• _EXERCISE DESCRIPTION_
Repeat the following entries verbatim, apart from the pictures.

• _DATA EXCERPTS_
---+---

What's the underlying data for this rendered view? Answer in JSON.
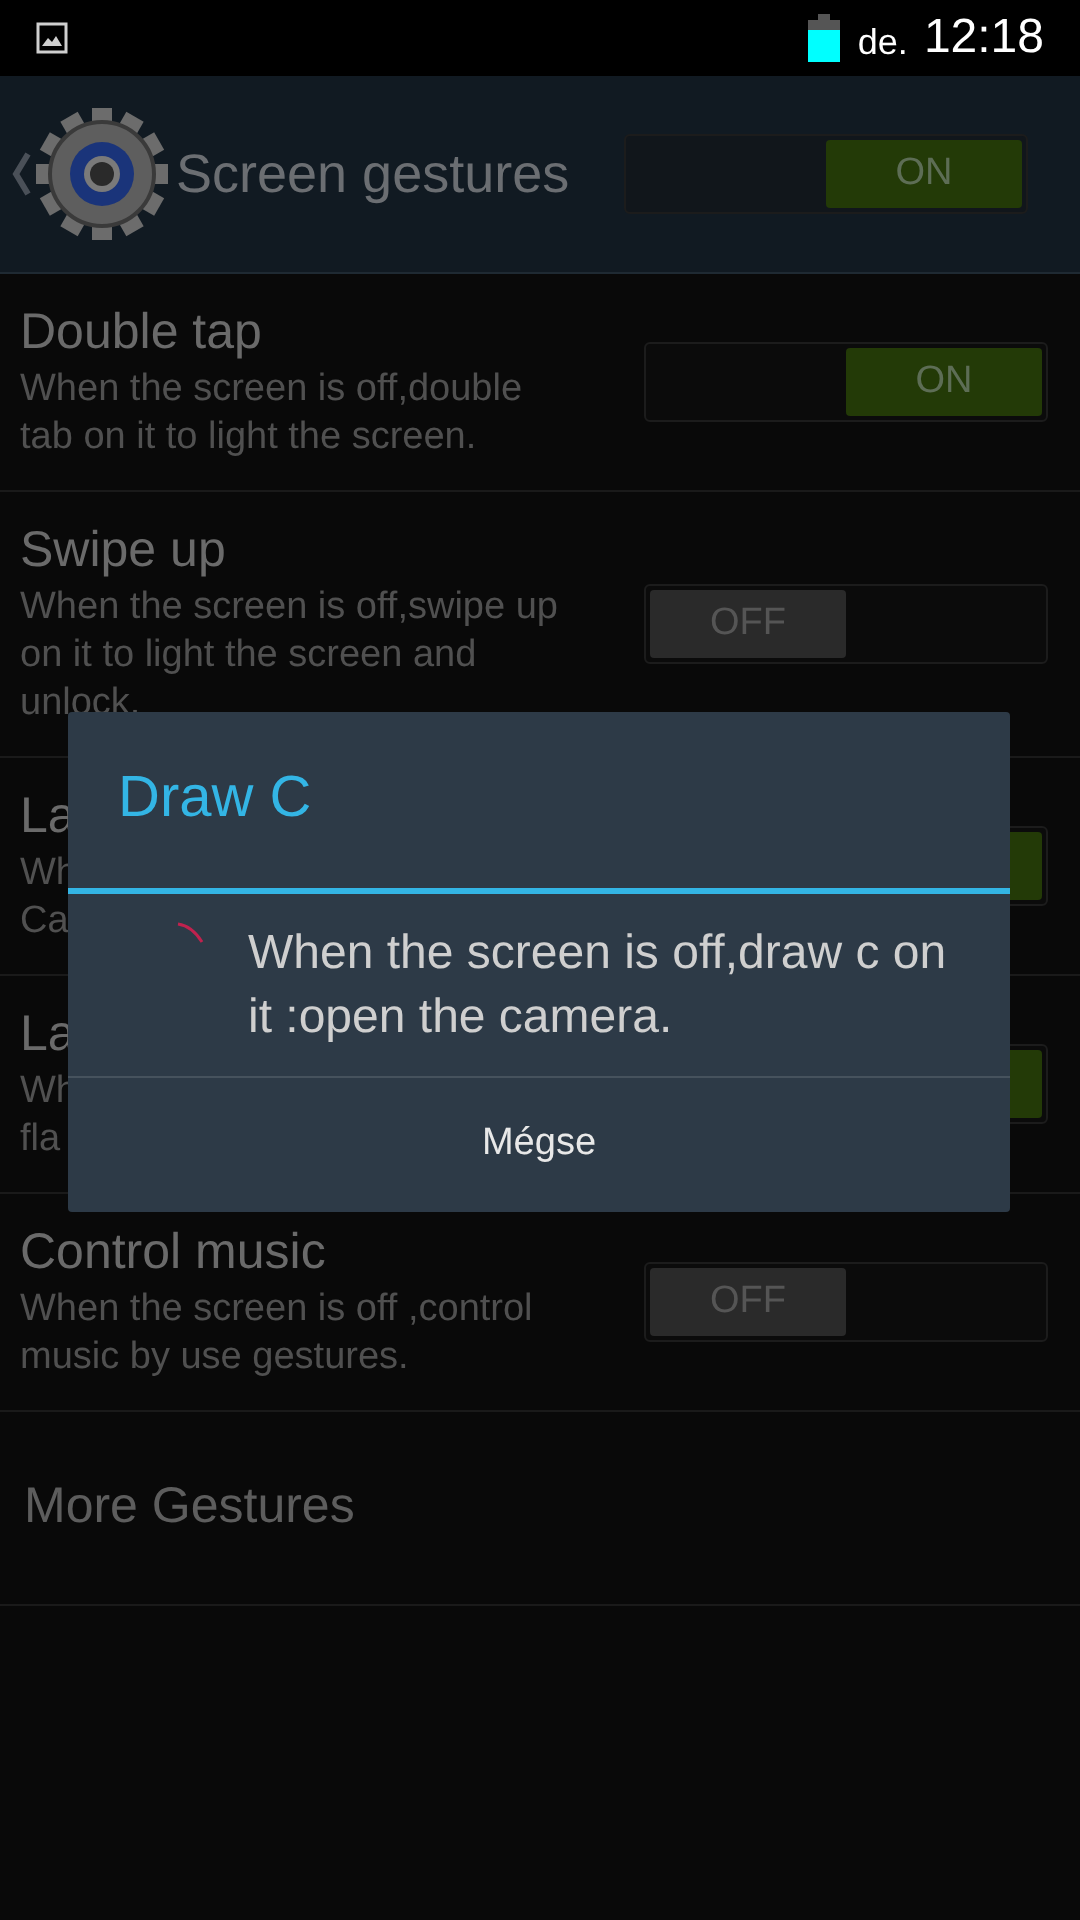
{
  "status_bar": {
    "day": "de.",
    "time": "12:18"
  },
  "header": {
    "title": "Screen gestures",
    "switch": {
      "on": true,
      "label": "ON"
    }
  },
  "gestures": [
    {
      "title": "Double tap",
      "description": [
        "When the screen is off,double",
        "tab on it to light the screen."
      ],
      "on": true,
      "label": "ON"
    },
    {
      "title": "Swipe up",
      "description": [
        "When the screen is off,swipe up",
        "on it to light the screen and",
        "unlock."
      ],
      "on": false,
      "label": "OFF"
    },
    {
      "title": "La",
      "description": [
        "Wh",
        "Ca"
      ],
      "on": true
    },
    {
      "title": "La",
      "description": [
        "Wh",
        "fla"
      ],
      "on": true
    },
    {
      "title": "Control music",
      "description": [
        "When the screen is off ,control",
        "music by use gestures."
      ],
      "on": false,
      "label": "OFF"
    }
  ],
  "more": {
    "label": "More Gestures"
  },
  "dialog": {
    "title": "Draw C",
    "message": "When the screen is off,draw c on it :open the camera.",
    "button": "Mégse"
  }
}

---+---

• _EXERCISE ANSWER_
What's the underlying data for this rendered view? Answer in JSON.
{
  "status_bar": {
    "day": "de.",
    "time": "12:18"
  },
  "header": {
    "title": "Screen gestures",
    "switch": {
      "on": true,
      "label": "ON"
    }
  },
  "gestures": [
    {
      "title": "Double tap",
      "description": [
        "When the screen is off,double",
        "tab on it to light the screen."
      ],
      "on": true,
      "label": "ON"
    },
    {
      "title": "Swipe up",
      "description": [
        "When the screen is off,swipe up",
        "on it to light the screen and",
        "unlock."
      ],
      "on": false,
      "label": "OFF"
    },
    {
      "title": "La",
      "description": [
        "Wh",
        "Ca"
      ],
      "on": true
    },
    {
      "title": "La",
      "description": [
        "Wh",
        "fla"
      ],
      "on": true
    },
    {
      "title": "Control music",
      "description": [
        "When the screen is off ,control",
        "music by use gestures."
      ],
      "on": false,
      "label": "OFF"
    }
  ],
  "more": {
    "label": "More Gestures"
  },
  "dialog": {
    "title": "Draw C",
    "message": "When the screen is off,draw c on it :open the camera.",
    "button": "Mégse"
  }
}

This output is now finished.